“Then they wanted to cook the perch for lunch, so with a little instruction they cooked the meal and it was quite tasty . . .
“Chuck has decided that there are mosquitoes up here so we now call him the Leech Monster because of his mosquito suit.”
A word of clarification is in order here. The bugs only got bad at night and that’s when I put on my suit, and yes, I suppose it looked odd, but it was absolutely necessary for my survival. It’s true that the managers “had never seen anything quite like it,” but whatever humiliation I suffered was well worth it.
The managers at the lodge showed me a picture album from a golden age when the cabins were booked months in advance. I stared at the yellowing black and white photographs of a bygone era, when an old concrete pier jutted into the lake. Faded color photographs and exquisite postcards spoke of a time when everything was brand new, when the fishing was so plentiful that it seemed as though nothing could keep the resort from flourishing.
The managers left a diary in our cabin which contained the writing of those who had stayed in the cabin. As we began to pack up our stuff and prepare for departure, I looked at what Ashley had written:
“Cabin 7 was the best cabin that I ever stayed in. Last cabin we were in had six people, 2 rooms . . . it was cramped. I love fishing with Chuck Emery. He was the best. On the last day we were out all day and I and an 8 year old girl caught four walleye, one northern pike and two perch. That is 7 in total. I love the pontoon boat, almost hooked myself with one of my dad’s lures. I love leeches especially. I like the trampoline. I hope you like cabin 7 because I did.”
By the time we were ready to leave Big Rock Resort, I marveled at how we had bonded into a family unit.
So, what is it to become part of a family unit? There’s certainly the division of labor. Watching the kids. Cooking the food. Cleaning the plates. Putting out the garbage. Hanging up the wet towels.
But there’s more.
Soon the towels get all mixed up and before you know it, you’re using somebody else’s towel. That’s awkward at first, and soon it’s no big deal.
Singing songs out loud, sharing drinks from the same straw: Awkward at first, then no big deal.
Realizing that I’m not as smart as I thought, learning how to be useful and considerate . . . Coming to terms with the fact I can be every bit as annoying, in my own way, as a boy who says “I like turtles” constantly or a girl who can scream louder than a jackhammer: Awkward at first, then no big deal.
Being invited to join my best friend and his little ones for a week in paradise: Awkward at first, then one of the most relaxing and enjoyable vacations I’ve ever had.

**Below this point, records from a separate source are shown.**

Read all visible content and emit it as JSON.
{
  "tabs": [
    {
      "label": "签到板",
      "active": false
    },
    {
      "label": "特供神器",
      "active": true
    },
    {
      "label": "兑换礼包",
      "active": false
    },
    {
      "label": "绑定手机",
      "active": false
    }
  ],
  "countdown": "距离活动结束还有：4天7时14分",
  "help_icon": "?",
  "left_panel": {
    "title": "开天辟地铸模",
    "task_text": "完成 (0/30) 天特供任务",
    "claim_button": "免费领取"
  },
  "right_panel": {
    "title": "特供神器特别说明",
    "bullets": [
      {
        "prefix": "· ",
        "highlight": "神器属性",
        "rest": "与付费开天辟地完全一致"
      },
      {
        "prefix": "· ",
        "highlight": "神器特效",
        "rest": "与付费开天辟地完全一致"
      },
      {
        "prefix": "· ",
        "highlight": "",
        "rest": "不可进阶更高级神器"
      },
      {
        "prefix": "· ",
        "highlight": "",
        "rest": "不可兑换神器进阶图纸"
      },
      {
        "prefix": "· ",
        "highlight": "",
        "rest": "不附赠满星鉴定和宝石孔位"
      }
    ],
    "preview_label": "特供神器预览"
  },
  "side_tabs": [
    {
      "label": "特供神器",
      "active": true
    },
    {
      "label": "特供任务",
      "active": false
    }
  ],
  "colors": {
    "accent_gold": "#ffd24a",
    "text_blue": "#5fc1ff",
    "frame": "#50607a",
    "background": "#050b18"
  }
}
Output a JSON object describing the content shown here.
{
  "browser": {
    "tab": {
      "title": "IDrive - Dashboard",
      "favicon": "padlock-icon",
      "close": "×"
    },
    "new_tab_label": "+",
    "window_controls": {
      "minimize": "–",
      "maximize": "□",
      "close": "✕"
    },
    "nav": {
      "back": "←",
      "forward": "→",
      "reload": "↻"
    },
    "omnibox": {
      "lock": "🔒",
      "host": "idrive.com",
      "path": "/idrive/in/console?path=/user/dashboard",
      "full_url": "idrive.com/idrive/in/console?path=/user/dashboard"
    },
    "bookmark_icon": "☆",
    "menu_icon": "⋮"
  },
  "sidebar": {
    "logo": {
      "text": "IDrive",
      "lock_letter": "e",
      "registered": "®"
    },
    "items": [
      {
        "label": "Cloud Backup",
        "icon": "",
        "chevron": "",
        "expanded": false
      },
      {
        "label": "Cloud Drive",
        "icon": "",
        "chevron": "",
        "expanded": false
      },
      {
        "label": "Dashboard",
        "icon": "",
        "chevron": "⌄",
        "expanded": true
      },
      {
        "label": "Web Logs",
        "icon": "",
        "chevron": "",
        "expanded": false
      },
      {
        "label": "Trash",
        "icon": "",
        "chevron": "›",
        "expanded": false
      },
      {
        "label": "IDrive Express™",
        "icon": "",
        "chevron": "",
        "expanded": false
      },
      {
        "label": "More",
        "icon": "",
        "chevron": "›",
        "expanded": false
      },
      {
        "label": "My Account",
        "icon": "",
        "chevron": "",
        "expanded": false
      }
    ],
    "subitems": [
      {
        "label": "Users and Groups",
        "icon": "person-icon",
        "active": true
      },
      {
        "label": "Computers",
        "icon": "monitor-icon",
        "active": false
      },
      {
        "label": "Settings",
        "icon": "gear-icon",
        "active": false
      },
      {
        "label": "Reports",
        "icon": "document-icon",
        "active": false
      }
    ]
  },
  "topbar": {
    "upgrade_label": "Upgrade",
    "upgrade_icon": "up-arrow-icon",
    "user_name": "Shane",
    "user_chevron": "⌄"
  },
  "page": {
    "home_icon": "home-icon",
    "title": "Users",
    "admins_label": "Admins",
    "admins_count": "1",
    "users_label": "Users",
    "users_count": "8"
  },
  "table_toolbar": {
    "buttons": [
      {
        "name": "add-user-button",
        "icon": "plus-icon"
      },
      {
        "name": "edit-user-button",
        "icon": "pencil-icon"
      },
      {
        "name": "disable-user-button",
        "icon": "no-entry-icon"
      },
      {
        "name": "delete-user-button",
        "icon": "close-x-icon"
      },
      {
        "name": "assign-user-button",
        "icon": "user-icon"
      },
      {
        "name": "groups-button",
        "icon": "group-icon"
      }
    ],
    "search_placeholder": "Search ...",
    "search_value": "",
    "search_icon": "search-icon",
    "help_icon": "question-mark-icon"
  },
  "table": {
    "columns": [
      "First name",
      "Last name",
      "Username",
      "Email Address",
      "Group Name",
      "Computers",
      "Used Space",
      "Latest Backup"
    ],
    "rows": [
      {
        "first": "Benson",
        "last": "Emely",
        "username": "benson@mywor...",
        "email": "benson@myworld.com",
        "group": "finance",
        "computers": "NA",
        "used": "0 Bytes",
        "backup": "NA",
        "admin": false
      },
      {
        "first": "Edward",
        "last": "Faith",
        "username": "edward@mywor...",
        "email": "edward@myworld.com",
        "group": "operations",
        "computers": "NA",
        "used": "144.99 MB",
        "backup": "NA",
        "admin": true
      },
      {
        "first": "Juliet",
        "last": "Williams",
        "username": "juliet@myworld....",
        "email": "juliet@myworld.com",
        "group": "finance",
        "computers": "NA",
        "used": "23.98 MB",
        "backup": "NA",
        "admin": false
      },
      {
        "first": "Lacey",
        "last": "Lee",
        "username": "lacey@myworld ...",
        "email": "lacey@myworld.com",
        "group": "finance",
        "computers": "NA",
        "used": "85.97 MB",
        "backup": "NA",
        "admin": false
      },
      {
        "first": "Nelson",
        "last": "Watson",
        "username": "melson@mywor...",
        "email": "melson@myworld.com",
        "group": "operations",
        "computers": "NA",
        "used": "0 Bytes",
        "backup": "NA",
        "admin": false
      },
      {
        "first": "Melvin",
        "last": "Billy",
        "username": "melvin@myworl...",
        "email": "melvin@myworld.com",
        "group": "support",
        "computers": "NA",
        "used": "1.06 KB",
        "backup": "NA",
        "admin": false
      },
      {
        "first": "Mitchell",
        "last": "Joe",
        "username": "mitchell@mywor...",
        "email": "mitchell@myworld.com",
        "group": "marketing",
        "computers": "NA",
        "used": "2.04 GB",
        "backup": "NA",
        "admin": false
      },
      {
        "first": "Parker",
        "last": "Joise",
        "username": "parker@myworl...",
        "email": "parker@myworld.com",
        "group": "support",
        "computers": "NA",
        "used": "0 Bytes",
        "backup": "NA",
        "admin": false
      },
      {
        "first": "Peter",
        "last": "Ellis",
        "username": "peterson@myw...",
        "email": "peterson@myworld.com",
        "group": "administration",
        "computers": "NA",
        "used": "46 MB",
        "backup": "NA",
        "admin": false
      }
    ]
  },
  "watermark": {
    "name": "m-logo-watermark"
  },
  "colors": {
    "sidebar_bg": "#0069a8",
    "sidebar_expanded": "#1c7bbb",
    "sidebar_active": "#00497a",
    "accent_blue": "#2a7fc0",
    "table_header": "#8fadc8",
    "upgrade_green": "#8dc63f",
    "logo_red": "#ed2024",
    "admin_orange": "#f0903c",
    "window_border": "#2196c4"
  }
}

Thank you for visiting Chucksville. If you would like to learn more about Big Rock Resort, Chuck Emery, or how you can own your very own cabin on the shores of Leech Lake, please follow this link.